▶ MATERIAL FOR THIS EXERCISE:
* * * *

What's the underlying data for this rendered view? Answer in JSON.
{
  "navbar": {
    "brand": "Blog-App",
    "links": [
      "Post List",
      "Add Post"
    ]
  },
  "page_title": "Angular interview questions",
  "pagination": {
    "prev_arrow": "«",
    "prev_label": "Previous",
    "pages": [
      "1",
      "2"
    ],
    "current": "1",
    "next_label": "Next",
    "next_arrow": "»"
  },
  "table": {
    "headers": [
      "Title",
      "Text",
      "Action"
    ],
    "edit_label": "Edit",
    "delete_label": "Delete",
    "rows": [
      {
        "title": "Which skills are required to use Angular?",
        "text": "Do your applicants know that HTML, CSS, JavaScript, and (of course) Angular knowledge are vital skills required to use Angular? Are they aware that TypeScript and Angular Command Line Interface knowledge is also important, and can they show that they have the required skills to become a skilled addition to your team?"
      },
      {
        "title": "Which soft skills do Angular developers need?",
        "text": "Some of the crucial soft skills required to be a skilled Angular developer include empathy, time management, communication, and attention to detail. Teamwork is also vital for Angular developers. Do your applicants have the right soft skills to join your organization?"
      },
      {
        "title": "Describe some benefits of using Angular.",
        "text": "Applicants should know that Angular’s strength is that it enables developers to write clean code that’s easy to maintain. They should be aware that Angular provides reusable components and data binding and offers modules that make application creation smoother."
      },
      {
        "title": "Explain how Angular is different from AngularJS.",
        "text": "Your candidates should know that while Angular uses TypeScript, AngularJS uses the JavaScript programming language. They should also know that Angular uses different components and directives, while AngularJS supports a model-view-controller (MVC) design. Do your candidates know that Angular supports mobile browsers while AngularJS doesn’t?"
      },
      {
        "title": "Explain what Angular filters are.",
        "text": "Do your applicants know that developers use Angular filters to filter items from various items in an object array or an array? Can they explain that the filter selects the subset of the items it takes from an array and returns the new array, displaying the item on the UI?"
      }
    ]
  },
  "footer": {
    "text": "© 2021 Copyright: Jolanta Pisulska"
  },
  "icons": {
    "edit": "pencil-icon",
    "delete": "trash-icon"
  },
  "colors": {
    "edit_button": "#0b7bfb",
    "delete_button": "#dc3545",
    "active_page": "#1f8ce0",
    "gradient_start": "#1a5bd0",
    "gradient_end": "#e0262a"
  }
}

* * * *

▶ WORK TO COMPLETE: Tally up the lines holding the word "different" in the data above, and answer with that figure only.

▶ COMPLETED TASK: 2